Titles by this author
Luther's Christmas tree

The son of Charles Augustus Gottlieb Stork, a clergyman who immigrated to North Carolina from Brunswick, Germany, Theophilus Stork was born near Salisbury, N.C. He graduated from Pennsylvania College, Gettysburg, in 1835 and then attended the theological seminary there, graduating and becoming licensed to preach in 1837. He assumed pastoral charge of the Lutheran congregation at Winchester, VA, where he remained until 1841. At that time, he moved to Philadelphia and became pastor of St. Matthew's congregation, the second English Lutheran church in the city. He was one of the leaders of the movement that resulted in the organization of the East Pennsylvania synod in 1842. He accepted the presidency of Newberry College, S.C. in 1858, but two years later, he moved to Baltimore to become pastor of a new congregation. He retired in 1865 due to his failing health, and until 1871, he engaged in pastoral and editorial duties and literary pursuits. He served as editor of several magazines including the Home Journal, Lutheran Home Monthly, and the Lutheran Observer. He published Life of Martin Luther and the Reformation in Germany (Philadelphia 1854), The Children of the New Testament (1854), Luther's Christmas-Tree (1855), Jesus in the Temple, or the Model of Youth (1856), Home Scenes in the New Testament (1857), Luther at Home (1871), The Unseen World in the Light of the Cross (1871), Luther and the Bible (1873), Afternoon (1874), and Sermons (1876).
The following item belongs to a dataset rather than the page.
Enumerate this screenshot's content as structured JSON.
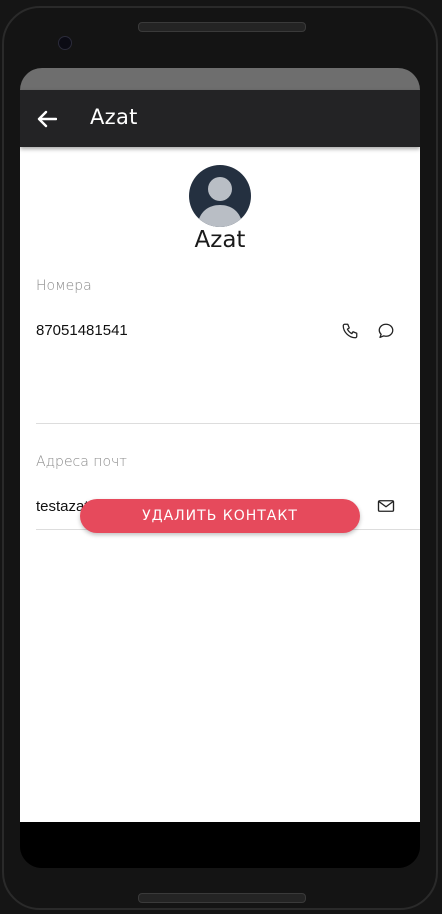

Wilson, James Grant and John Fiske, eds. Appleton's Cyclopaedia of American Biography. Vol. V. New York: Appleton, 1888. 708.

Other Sources:

Kirk, John Foster. A Supplement to Allibone's Critical Dictionary of English Literature and English and American Authors. Vol. II. Lippincott: Philadelphia, 1891. 1397.

Morris, John G. D.D. The Stork Family in the Lutheran Church. Philadelphia: 1886.

Knight, Lucian Lamar. Biographical Dictionary of Southern Authors. Gale: Detroit, 1978. 421.

Written by Stephen Rachman